To do: Search the entries for lines that contain the word "input", and report each one found.
Data to process Block Start
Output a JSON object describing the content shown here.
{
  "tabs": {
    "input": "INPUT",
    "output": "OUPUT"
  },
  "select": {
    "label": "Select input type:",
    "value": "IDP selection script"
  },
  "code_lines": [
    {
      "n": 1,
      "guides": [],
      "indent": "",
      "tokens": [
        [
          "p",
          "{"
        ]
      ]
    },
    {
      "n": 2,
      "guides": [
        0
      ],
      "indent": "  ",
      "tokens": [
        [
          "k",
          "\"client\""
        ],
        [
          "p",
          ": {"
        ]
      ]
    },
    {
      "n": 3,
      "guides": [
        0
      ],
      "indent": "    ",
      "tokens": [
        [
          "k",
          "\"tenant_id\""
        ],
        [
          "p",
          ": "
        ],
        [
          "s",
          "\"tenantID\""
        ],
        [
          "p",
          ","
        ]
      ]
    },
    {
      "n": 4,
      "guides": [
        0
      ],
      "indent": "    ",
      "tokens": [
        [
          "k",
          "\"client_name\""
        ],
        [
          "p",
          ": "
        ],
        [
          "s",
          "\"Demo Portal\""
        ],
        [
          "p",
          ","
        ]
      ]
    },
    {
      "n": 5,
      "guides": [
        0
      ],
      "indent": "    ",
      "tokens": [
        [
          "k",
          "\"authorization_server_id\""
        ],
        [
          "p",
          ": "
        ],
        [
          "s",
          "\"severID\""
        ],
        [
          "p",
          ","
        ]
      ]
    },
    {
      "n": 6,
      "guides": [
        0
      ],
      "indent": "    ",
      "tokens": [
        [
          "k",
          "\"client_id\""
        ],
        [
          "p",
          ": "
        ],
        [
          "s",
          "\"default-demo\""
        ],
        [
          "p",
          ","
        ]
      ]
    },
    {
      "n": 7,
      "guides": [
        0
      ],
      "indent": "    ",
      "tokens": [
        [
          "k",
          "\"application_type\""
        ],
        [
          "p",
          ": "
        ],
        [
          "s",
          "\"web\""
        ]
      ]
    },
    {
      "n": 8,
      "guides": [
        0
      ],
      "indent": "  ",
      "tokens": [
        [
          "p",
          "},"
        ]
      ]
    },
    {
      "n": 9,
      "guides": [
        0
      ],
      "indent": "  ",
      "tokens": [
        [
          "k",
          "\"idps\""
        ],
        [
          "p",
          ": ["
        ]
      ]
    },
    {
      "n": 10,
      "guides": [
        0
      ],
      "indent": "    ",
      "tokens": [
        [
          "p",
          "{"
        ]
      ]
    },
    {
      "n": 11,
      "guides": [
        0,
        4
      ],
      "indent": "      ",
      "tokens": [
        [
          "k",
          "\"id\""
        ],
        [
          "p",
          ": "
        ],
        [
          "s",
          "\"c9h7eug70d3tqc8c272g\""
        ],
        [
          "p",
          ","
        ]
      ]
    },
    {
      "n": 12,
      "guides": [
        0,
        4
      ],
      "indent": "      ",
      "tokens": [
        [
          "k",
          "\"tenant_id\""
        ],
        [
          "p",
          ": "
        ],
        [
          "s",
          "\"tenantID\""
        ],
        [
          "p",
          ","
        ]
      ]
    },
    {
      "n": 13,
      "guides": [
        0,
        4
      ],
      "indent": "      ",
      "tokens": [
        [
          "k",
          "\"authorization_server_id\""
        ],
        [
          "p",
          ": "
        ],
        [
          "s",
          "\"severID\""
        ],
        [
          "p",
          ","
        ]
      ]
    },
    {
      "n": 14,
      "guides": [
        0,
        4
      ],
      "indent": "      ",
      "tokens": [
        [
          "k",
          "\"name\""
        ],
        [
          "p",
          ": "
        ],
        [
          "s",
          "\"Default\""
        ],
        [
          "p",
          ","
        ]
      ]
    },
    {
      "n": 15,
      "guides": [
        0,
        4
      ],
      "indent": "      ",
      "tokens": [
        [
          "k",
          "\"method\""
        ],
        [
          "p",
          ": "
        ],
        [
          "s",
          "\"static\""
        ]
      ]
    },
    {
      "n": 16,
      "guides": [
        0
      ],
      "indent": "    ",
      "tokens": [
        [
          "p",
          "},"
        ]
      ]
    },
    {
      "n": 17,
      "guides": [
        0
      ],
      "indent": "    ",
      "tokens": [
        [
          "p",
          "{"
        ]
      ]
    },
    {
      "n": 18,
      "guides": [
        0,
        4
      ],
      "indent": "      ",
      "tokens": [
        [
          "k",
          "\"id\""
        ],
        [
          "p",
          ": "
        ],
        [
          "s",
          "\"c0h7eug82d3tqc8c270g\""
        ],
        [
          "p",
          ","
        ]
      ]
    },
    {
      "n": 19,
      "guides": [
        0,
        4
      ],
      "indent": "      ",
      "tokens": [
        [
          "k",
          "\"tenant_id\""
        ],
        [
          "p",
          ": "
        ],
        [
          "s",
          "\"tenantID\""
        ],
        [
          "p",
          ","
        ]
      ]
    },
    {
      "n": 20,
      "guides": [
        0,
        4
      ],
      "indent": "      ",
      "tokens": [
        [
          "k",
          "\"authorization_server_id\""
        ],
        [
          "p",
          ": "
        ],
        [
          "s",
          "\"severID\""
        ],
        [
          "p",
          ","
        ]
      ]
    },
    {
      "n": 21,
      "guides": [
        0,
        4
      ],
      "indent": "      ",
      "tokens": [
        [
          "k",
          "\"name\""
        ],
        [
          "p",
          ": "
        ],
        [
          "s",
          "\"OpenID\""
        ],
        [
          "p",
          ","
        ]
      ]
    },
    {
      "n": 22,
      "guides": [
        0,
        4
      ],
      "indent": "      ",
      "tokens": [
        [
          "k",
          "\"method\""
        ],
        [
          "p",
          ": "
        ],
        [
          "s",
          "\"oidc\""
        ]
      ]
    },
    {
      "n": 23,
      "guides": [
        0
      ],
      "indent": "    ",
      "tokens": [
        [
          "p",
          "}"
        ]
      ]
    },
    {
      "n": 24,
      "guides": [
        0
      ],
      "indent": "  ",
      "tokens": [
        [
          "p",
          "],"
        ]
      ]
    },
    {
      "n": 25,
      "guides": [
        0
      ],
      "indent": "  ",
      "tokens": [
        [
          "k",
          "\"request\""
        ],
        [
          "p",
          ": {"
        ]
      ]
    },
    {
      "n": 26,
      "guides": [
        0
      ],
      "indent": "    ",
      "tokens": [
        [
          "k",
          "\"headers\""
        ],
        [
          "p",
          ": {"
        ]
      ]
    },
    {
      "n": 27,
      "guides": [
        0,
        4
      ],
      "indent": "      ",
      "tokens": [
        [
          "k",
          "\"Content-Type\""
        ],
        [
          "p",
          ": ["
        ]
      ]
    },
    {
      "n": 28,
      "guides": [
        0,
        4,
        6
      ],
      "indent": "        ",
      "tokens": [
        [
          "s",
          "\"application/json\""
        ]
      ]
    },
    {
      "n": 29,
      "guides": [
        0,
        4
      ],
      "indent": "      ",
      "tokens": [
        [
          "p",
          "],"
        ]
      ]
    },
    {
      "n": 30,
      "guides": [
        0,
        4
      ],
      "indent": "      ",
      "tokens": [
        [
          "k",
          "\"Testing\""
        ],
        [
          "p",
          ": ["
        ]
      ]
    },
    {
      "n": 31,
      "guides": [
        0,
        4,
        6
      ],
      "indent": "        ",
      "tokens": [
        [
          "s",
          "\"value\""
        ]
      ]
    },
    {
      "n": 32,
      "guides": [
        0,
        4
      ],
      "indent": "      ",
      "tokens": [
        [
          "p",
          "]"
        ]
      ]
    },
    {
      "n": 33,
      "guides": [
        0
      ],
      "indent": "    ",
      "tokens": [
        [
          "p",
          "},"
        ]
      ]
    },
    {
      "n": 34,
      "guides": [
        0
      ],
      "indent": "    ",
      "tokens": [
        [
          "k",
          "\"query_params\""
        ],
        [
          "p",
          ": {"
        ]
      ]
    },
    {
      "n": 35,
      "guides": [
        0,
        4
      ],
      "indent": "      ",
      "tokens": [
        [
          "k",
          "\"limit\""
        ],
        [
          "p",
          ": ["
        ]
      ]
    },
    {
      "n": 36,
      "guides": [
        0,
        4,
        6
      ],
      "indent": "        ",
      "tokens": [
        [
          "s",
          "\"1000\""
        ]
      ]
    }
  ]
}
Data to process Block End
Solution:
    "input": "INPUT",
    "label": "Select input type:",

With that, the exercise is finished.